Work to be completed:
Would you copy every record exactly as it stands and drop the pictures?

*** Listed records ***

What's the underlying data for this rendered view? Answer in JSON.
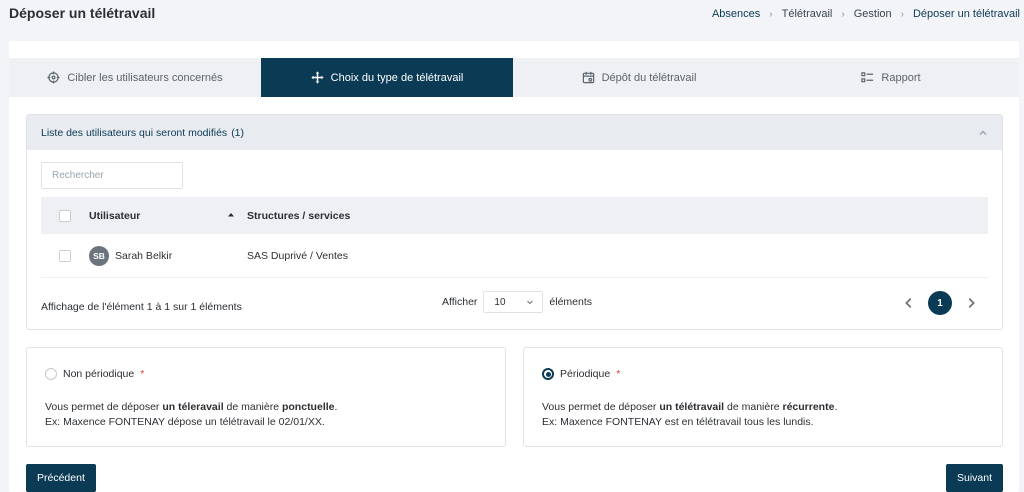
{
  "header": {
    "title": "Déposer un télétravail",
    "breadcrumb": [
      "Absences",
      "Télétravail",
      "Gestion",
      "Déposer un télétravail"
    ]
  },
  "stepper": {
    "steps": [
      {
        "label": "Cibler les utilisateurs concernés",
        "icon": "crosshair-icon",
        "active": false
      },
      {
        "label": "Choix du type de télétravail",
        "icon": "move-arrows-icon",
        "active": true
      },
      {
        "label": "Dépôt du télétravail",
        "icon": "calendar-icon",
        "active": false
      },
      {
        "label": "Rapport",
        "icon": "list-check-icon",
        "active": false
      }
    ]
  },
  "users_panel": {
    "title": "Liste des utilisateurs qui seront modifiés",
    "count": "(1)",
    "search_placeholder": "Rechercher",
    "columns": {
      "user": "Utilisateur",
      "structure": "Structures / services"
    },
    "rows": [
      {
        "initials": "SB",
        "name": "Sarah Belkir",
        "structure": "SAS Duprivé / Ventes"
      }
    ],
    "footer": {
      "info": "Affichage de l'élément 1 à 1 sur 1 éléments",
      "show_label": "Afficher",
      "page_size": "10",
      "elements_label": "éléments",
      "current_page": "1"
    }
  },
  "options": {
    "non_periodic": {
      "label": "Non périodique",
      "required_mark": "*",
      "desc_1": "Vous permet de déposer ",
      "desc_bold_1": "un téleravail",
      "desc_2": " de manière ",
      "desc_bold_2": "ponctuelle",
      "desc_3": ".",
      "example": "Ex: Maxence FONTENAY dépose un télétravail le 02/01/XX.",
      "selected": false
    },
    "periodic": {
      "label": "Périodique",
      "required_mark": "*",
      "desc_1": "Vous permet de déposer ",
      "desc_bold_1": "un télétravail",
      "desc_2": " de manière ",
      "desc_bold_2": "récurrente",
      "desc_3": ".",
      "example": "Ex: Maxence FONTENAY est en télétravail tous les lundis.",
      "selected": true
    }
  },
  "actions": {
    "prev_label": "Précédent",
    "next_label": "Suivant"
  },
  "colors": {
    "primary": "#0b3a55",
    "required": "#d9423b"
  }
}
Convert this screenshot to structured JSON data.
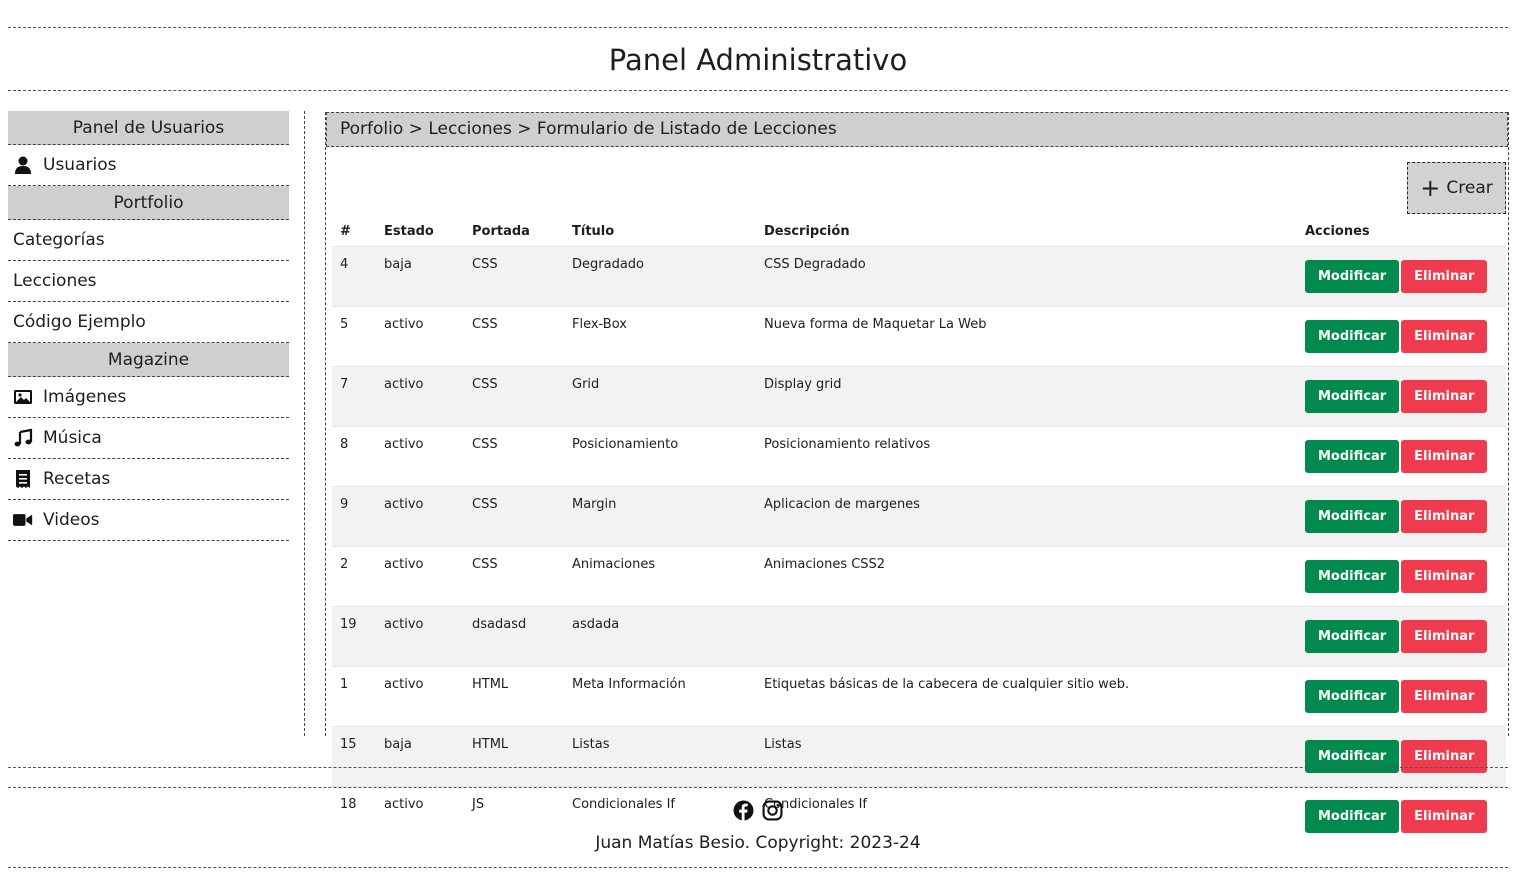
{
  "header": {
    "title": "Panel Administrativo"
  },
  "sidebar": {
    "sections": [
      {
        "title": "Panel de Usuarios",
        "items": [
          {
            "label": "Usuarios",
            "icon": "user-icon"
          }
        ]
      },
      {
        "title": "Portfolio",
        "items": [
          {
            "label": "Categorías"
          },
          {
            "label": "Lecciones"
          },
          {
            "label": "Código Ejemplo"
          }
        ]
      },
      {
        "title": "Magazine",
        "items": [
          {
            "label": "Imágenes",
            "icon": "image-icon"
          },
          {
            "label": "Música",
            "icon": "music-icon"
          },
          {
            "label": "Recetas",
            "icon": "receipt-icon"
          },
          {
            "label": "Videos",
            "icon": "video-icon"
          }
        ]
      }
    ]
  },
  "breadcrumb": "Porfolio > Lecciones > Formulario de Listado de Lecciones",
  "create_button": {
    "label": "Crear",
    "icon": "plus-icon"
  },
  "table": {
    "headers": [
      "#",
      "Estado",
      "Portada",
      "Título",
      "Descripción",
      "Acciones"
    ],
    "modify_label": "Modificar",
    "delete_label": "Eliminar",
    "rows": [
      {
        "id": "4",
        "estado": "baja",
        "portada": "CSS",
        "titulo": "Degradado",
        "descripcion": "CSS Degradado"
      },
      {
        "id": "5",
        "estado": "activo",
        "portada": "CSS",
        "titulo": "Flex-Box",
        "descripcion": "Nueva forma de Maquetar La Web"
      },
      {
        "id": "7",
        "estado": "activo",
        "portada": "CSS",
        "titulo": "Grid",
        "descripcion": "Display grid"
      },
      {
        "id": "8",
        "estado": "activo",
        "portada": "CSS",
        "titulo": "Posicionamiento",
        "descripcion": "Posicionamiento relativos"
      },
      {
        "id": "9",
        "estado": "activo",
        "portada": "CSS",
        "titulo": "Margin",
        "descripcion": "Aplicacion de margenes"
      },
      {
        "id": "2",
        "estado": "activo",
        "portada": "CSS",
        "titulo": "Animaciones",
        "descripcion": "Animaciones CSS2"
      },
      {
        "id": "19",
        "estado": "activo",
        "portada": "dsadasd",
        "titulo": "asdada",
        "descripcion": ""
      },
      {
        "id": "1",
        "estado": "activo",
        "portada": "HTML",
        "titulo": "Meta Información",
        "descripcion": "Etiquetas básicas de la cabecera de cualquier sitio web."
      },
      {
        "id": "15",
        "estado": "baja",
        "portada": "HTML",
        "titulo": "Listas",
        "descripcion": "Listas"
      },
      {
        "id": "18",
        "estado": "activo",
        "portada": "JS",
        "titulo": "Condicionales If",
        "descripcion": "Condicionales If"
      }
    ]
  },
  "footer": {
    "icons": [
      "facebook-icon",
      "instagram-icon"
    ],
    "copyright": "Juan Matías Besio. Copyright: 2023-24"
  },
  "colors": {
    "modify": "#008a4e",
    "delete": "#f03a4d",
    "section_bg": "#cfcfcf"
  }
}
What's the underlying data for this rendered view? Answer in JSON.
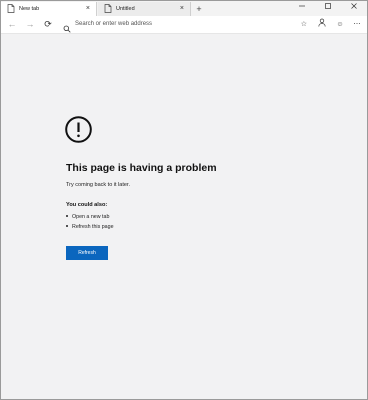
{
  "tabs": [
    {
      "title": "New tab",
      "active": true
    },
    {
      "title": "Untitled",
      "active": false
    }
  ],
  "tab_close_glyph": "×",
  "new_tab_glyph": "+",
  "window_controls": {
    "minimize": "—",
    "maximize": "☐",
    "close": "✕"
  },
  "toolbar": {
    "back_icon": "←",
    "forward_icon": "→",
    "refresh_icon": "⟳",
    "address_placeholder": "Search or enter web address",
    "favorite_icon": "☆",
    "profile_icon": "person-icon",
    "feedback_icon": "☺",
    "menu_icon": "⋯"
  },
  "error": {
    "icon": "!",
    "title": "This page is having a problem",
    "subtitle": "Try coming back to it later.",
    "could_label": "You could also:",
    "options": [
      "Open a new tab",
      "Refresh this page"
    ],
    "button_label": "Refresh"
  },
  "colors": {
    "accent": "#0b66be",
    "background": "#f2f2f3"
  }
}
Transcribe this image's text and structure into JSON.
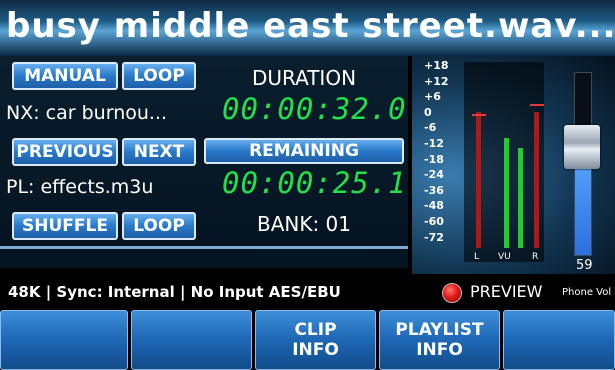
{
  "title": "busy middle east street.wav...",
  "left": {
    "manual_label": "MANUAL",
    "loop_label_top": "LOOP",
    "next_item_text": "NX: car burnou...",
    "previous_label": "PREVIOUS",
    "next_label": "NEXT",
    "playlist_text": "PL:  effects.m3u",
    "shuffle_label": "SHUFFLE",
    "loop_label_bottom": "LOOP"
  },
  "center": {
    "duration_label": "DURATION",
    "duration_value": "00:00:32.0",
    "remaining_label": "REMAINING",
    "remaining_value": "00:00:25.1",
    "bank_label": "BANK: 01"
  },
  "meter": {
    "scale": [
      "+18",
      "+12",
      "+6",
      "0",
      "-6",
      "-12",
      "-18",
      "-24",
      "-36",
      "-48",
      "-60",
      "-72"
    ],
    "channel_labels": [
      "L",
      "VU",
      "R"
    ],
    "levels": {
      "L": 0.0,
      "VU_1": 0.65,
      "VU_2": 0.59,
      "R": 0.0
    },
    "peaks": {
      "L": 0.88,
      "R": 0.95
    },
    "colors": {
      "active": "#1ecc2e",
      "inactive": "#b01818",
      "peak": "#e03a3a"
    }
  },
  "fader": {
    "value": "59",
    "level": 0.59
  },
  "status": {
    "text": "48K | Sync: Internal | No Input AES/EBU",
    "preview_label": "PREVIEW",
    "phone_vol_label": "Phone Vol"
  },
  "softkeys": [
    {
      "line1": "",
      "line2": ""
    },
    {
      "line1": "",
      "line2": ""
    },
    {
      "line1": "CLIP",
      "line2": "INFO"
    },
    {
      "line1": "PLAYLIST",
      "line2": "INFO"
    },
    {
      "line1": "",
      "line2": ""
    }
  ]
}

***

Exercise response:
What's the underlying data for this rendered view? Answer in JSON.
{
  "header": {
    "title": "Déposer un télétravail",
    "breadcrumb": [
      "Absences",
      "Télétravail",
      "Gestion",
      "Déposer un télétravail"
    ]
  },
  "stepper": {
    "steps": [
      {
        "label": "Cibler les utilisateurs concernés",
        "icon": "crosshair-icon",
        "active": false
      },
      {
        "label": "Choix du type de télétravail",
        "icon": "move-arrows-icon",
        "active": true
      },
      {
        "label": "Dépôt du télétravail",
        "icon": "calendar-icon",
        "active": false
      },
      {
        "label": "Rapport",
        "icon": "list-check-icon",
        "active": false
      }
    ]
  },
  "users_panel": {
    "title": "Liste des utilisateurs qui seront modifiés",
    "count": "(1)",
    "search_placeholder": "Rechercher",
    "columns": {
      "user": "Utilisateur",
      "structure": "Structures / services"
    },
    "rows": [
      {
        "initials": "SB",
        "name": "Sarah Belkir",
        "structure": "SAS Duprivé / Ventes"
      }
    ],
    "footer": {
      "info": "Affichage de l'élément 1 à 1 sur 1 éléments",
      "show_label": "Afficher",
      "page_size": "10",
      "elements_label": "éléments",
      "current_page": "1"
    }
  },
  "options": {
    "non_periodic": {
      "label": "Non périodique",
      "required_mark": "*",
      "desc_1": "Vous permet de déposer ",
      "desc_bold_1": "un téleravail",
      "desc_2": " de manière ",
      "desc_bold_2": "ponctuelle",
      "desc_3": ".",
      "example": "Ex: Maxence FONTENAY dépose un télétravail le 02/01/XX.",
      "selected": false
    },
    "periodic": {
      "label": "Périodique",
      "required_mark": "*",
      "desc_1": "Vous permet de déposer ",
      "desc_bold_1": "un télétravail",
      "desc_2": " de manière ",
      "desc_bold_2": "récurrente",
      "desc_3": ".",
      "example": "Ex: Maxence FONTENAY est en télétravail tous les lundis.",
      "selected": true
    }
  },
  "actions": {
    "prev_label": "Précédent",
    "next_label": "Suivant"
  },
  "colors": {
    "primary": "#0b3a55",
    "required": "#d9423b"
  }
}
Convert this screenshot to structured JSON data.
{
  "header": {
    "title": "Panel Administrativo"
  },
  "sidebar": {
    "sections": [
      {
        "title": "Panel de Usuarios",
        "items": [
          {
            "label": "Usuarios",
            "icon": "user-icon"
          }
        ]
      },
      {
        "title": "Portfolio",
        "items": [
          {
            "label": "Categorías"
          },
          {
            "label": "Lecciones"
          },
          {
            "label": "Código Ejemplo"
          }
        ]
      },
      {
        "title": "Magazine",
        "items": [
          {
            "label": "Imágenes",
            "icon": "image-icon"
          },
          {
            "label": "Música",
            "icon": "music-icon"
          },
          {
            "label": "Recetas",
            "icon": "receipt-icon"
          },
          {
            "label": "Videos",
            "icon": "video-icon"
          }
        ]
      }
    ]
  },
  "breadcrumb": "Porfolio > Lecciones > Formulario de Listado de Lecciones",
  "create_button": {
    "label": "Crear",
    "icon": "plus-icon"
  },
  "table": {
    "headers": [
      "#",
      "Estado",
      "Portada",
      "Título",
      "Descripción",
      "Acciones"
    ],
    "modify_label": "Modificar",
    "delete_label": "Eliminar",
    "rows": [
      {
        "id": "4",
        "estado": "baja",
        "portada": "CSS",
        "titulo": "Degradado",
        "descripcion": "CSS Degradado"
      },
      {
        "id": "5",
        "estado": "activo",
        "portada": "CSS",
        "titulo": "Flex-Box",
        "descripcion": "Nueva forma de Maquetar La Web"
      },
      {
        "id": "7",
        "estado": "activo",
        "portada": "CSS",
        "titulo": "Grid",
        "descripcion": "Display grid"
      },
      {
        "id": "8",
        "estado": "activo",
        "portada": "CSS",
        "titulo": "Posicionamiento",
        "descripcion": "Posicionamiento relativos"
      },
      {
        "id": "9",
        "estado": "activo",
        "portada": "CSS",
        "titulo": "Margin",
        "descripcion": "Aplicacion de margenes"
      },
      {
        "id": "2",
        "estado": "activo",
        "portada": "CSS",
        "titulo": "Animaciones",
        "descripcion": "Animaciones CSS2"
      },
      {
        "id": "19",
        "estado": "activo",
        "portada": "dsadasd",
        "titulo": "asdada",
        "descripcion": ""
      },
      {
        "id": "1",
        "estado": "activo",
        "portada": "HTML",
        "titulo": "Meta Información",
        "descripcion": "Etiquetas básicas de la cabecera de cualquier sitio web."
      },
      {
        "id": "15",
        "estado": "baja",
        "portada": "HTML",
        "titulo": "Listas",
        "descripcion": "Listas"
      },
      {
        "id": "18",
        "estado": "activo",
        "portada": "JS",
        "titulo": "Condicionales If",
        "descripcion": "Condicionales If"
      }
    ]
  },
  "footer": {
    "icons": [
      "facebook-icon",
      "instagram-icon"
    ],
    "copyright": "Juan Matías Besio. Copyright: 2023-24"
  },
  "colors": {
    "modify": "#008a4e",
    "delete": "#f03a4d",
    "section_bg": "#cfcfcf"
  }
}
What's the underlying data for this rendered view? Answer in JSON.
{
  "tabs": [
    {
      "title": "New tab",
      "active": true
    },
    {
      "title": "Untitled",
      "active": false
    }
  ],
  "tab_close_glyph": "×",
  "new_tab_glyph": "+",
  "window_controls": {
    "minimize": "—",
    "maximize": "☐",
    "close": "✕"
  },
  "toolbar": {
    "back_icon": "←",
    "forward_icon": "→",
    "refresh_icon": "⟳",
    "address_placeholder": "Search or enter web address",
    "favorite_icon": "☆",
    "profile_icon": "person-icon",
    "feedback_icon": "☺",
    "menu_icon": "⋯"
  },
  "error": {
    "icon": "!",
    "title": "This page is having a problem",
    "subtitle": "Try coming back to it later.",
    "could_label": "You could also:",
    "options": [
      "Open a new tab",
      "Refresh this page"
    ],
    "button_label": "Refresh"
  },
  "colors": {
    "accent": "#0b66be",
    "background": "#f2f2f3"
  }
}
Transcribe this image's text and structure into JSON.
{
  "title": "busy middle east street.wav...",
  "left": {
    "manual_label": "MANUAL",
    "loop_label_top": "LOOP",
    "next_item_text": "NX: car burnou...",
    "previous_label": "PREVIOUS",
    "next_label": "NEXT",
    "playlist_text": "PL:  effects.m3u",
    "shuffle_label": "SHUFFLE",
    "loop_label_bottom": "LOOP"
  },
  "center": {
    "duration_label": "DURATION",
    "duration_value": "00:00:32.0",
    "remaining_label": "REMAINING",
    "remaining_value": "00:00:25.1",
    "bank_label": "BANK: 01"
  },
  "meter": {
    "scale": [
      "+18",
      "+12",
      "+6",
      "0",
      "-6",
      "-12",
      "-18",
      "-24",
      "-36",
      "-48",
      "-60",
      "-72"
    ],
    "channel_labels": [
      "L",
      "VU",
      "R"
    ],
    "levels": {
      "L": 0.0,
      "VU_1": 0.65,
      "VU_2": 0.59,
      "R": 0.0
    },
    "peaks": {
      "L": 0.88,
      "R": 0.95
    },
    "colors": {
      "active": "#1ecc2e",
      "inactive": "#b01818",
      "peak": "#e03a3a"
    }
  },
  "fader": {
    "value": "59",
    "level": 0.59
  },
  "status": {
    "text": "48K | Sync: Internal | No Input AES/EBU",
    "preview_label": "PREVIEW",
    "phone_vol_label": "Phone Vol"
  },
  "softkeys": [
    {
      "line1": "",
      "line2": ""
    },
    {
      "line1": "",
      "line2": ""
    },
    {
      "line1": "CLIP",
      "line2": "INFO"
    },
    {
      "line1": "PLAYLIST",
      "line2": "INFO"
    },
    {
      "line1": "",
      "line2": ""
    }
  ]
}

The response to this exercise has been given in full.